Data records for software interfaces

────────────────────────────────────────

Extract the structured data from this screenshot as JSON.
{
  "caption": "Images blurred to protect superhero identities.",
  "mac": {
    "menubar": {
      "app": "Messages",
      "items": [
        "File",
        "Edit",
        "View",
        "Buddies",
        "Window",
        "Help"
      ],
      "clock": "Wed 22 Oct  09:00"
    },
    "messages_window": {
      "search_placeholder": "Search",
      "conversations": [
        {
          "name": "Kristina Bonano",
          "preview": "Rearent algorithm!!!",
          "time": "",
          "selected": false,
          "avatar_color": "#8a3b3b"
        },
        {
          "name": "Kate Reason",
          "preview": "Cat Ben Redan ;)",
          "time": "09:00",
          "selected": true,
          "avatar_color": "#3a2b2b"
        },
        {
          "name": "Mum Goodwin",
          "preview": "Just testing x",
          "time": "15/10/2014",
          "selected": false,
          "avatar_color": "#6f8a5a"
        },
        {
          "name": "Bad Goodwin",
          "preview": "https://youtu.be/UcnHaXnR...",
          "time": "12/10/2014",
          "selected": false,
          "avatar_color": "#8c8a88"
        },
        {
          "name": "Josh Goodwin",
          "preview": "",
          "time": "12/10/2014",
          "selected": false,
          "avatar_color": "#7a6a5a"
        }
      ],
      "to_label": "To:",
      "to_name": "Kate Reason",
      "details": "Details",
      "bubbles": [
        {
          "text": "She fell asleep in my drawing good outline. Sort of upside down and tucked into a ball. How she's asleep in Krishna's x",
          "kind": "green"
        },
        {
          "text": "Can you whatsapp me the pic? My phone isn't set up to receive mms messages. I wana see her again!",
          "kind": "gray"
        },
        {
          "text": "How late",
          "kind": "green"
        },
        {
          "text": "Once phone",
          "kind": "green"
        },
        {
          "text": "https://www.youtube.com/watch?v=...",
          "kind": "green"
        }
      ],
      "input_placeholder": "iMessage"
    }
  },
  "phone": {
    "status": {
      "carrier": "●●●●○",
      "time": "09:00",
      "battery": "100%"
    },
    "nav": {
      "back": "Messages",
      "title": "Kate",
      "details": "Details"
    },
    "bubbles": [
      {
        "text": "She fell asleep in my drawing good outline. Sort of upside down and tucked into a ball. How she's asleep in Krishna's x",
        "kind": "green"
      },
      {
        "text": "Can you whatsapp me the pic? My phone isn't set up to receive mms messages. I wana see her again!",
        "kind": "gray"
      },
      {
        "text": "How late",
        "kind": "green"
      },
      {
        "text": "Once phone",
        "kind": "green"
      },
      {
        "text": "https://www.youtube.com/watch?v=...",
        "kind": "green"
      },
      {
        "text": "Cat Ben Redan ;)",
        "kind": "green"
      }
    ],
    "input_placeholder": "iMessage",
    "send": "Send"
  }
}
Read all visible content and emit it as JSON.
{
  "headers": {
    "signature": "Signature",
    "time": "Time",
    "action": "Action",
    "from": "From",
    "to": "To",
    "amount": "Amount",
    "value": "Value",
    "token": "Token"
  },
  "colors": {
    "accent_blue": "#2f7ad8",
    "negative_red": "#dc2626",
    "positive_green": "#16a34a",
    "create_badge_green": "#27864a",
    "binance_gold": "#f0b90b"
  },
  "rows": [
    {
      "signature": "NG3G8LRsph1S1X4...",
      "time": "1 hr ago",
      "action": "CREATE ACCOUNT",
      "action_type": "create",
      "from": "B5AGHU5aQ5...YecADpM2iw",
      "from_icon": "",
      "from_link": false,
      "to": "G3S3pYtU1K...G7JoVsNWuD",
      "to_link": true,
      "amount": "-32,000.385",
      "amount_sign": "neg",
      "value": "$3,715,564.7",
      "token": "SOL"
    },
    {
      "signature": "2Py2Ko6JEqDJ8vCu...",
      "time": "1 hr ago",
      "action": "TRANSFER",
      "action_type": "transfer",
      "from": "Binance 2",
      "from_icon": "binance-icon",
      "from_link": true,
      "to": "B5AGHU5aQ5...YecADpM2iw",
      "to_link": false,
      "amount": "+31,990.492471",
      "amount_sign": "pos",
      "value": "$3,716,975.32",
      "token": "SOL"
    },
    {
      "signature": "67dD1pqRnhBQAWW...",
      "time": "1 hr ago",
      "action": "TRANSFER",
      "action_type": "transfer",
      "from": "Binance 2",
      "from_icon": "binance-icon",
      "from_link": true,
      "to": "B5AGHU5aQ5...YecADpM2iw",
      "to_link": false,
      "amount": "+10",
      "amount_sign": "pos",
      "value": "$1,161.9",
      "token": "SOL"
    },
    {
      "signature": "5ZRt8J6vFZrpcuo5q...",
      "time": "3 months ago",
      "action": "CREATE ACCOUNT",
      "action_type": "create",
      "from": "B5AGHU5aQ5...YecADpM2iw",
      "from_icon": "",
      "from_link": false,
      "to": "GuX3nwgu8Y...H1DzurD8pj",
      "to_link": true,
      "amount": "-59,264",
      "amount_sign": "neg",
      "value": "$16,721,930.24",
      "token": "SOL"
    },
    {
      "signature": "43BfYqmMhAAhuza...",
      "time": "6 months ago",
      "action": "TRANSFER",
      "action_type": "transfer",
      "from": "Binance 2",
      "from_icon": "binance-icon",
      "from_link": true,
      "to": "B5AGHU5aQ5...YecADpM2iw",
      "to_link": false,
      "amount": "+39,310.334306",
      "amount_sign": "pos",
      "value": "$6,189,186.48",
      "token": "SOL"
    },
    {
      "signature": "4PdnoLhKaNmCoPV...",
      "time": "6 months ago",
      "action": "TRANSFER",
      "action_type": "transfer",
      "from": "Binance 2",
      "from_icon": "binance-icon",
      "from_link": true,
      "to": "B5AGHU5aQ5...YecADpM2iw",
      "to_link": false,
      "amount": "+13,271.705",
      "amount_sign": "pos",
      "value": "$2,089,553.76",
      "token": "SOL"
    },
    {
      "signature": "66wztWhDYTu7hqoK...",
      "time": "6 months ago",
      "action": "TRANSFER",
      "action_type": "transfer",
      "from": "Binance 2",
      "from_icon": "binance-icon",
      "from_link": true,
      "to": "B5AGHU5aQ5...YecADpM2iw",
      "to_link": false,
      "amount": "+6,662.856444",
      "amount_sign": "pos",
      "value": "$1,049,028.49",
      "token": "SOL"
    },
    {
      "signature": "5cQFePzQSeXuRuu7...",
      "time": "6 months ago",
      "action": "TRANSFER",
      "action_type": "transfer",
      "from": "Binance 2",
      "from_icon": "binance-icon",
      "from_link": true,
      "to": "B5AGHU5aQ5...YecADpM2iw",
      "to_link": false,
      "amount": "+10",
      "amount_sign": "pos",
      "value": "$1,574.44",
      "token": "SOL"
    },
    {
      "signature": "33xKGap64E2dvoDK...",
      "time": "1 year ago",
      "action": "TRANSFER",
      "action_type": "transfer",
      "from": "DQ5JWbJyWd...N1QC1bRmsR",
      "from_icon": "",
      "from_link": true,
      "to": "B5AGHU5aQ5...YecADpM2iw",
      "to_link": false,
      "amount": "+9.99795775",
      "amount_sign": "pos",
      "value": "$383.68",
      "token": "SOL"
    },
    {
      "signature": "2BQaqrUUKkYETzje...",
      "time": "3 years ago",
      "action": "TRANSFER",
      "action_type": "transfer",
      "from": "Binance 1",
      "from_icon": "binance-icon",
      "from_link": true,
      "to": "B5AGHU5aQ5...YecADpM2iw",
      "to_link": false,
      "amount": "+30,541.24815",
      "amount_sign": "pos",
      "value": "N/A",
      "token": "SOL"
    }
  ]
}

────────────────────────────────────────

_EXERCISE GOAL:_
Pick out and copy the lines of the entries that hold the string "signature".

_REPLY:_
    "signature": "Signature",
      "signature": "NG3G8LRsph1S1X4...",
      "signature": "2Py2Ko6JEqDJ8vCu...",
      "signature": "67dD1pqRnhBQAWW...",
      "signature": "5ZRt8J6vFZrpcuo5q...",
      "signature": "43BfYqmMhAAhuza...",
      "signature": "4PdnoLhKaNmCoPV...",
      "signature": "66wztWhDYTu7hqoK...",
      "signature": "5cQFePzQSeXuRuu7...",
      "signature": "33xKGap64E2dvoDK...",
      "signature": "2BQaqrUUKkYETzje...",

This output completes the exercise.